In a letter to EPA Administrator Lisa Jackson, retired professor of physics Howard Hayden slays two recent viro myths with ease. Like zombies, they'll no doubt return, but arguments like these are hard to overcome.
It has been often said that the "science is settled" on the issue of CO2 and climate. Let me put this claim to rest with a simple one-letter proof that it is false.Prof. Hayden demonstrates here a superb method for convincing others: he uses facts to show how the assertion couldn't possibly be true, no matter what nuances one might consider. Or, more accurately, it's a superb method when the reader is open to logical persuasion. Whether that's true of someone willing to accept a job as EPA Administrator is a question I leave to another time.

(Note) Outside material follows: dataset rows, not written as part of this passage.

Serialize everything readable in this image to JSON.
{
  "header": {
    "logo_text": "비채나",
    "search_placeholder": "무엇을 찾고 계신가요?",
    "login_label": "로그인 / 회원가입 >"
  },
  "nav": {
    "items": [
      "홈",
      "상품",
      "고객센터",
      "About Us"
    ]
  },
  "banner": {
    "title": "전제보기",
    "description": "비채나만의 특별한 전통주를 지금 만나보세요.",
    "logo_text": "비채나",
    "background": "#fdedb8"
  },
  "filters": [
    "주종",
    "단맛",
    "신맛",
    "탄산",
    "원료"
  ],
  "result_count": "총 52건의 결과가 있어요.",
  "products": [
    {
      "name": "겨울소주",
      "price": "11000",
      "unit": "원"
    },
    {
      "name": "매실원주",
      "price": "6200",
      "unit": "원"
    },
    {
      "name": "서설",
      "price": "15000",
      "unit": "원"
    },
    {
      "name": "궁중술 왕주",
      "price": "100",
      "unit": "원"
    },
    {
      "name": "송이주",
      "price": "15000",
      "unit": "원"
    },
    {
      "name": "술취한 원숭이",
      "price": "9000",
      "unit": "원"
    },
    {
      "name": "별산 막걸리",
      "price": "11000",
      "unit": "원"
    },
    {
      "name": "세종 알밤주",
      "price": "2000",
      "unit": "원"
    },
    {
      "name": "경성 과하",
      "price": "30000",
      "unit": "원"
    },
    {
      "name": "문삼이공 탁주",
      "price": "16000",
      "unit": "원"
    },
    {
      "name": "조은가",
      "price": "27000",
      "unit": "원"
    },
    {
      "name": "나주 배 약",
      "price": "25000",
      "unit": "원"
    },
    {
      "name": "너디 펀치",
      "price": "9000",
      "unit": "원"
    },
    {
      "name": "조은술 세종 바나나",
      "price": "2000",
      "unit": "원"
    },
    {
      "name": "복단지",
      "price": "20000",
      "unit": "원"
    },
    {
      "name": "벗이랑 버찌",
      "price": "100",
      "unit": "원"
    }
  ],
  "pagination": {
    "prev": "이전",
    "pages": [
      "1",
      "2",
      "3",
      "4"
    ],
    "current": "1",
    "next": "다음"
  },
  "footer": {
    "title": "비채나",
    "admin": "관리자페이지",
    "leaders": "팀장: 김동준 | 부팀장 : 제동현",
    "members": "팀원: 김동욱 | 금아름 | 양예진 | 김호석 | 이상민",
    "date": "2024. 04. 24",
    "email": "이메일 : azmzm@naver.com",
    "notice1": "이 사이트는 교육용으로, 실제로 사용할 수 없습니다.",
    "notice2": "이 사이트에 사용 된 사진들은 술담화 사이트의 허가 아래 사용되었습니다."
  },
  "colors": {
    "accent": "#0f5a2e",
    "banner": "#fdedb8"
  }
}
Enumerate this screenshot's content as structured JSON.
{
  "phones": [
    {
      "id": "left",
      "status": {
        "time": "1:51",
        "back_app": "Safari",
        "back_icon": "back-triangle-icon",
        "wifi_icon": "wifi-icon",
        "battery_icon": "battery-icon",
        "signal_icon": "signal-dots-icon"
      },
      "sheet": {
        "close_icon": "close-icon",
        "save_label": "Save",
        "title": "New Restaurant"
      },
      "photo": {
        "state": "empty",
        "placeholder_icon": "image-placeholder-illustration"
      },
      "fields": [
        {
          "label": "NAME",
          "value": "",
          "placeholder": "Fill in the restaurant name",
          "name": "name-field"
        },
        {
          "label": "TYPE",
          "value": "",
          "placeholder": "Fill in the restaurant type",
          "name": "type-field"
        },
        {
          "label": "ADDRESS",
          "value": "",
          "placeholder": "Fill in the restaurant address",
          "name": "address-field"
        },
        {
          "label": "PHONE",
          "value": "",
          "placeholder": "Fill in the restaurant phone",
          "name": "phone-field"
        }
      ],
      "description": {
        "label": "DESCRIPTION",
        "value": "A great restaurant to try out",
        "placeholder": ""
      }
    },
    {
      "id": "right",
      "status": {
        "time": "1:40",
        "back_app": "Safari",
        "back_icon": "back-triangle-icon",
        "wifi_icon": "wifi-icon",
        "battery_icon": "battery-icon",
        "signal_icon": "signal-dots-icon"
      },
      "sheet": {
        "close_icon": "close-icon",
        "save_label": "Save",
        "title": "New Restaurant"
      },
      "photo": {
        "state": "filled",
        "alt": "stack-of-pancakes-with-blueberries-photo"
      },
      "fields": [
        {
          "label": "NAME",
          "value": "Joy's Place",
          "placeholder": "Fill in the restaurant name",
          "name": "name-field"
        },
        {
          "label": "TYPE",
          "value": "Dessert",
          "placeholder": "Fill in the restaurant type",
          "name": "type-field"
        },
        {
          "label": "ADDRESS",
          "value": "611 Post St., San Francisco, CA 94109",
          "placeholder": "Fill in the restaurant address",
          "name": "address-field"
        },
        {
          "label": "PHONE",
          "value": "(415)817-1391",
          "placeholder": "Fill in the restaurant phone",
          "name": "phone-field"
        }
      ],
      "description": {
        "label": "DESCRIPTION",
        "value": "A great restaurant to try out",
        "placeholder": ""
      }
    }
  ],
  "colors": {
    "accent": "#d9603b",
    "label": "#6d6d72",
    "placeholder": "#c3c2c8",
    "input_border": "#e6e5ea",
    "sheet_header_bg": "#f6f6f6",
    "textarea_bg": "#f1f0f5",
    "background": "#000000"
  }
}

The letter is s, the one that changes model into models. If the science were settled, there would be precisely one model, and it would be in agreement with measurements.
Alternatively, one may ask which one of the twenty-some models settled the science so that all the rest could be discarded along with the research funds that have kept those models alive.
We can take this further. Not a single climate model predicted the current cooling phase. If the science were settled, the model (singular) would have predicted it.
Let me next address the horror story that we are approaching (or have passed) a "tipping point." Anybody who has worked with amplifiers knows about tipping points. The output "goes to the rail." Not only that, but it stays there. That's the official worry coming from the likes of James Hansen (of NASAGISS) and Al Gore.
But therein lies the proof that we are nowhere near a tipping point. The Earth, it seems, has seen times when the CO2 concentration was up to 8,000 ppm, and that did not lead to a tipping point. If it did, we would not be here talking about it. In fact, seen on the long scale, the CO2 concentration in the present cycle of glacials (ca. 200 ppm) and interglacials (ca. 300-400 ppm) is lower than it has been for the last 300 million years.
[Hat Tip: Mises Institute via Peter Cresswell]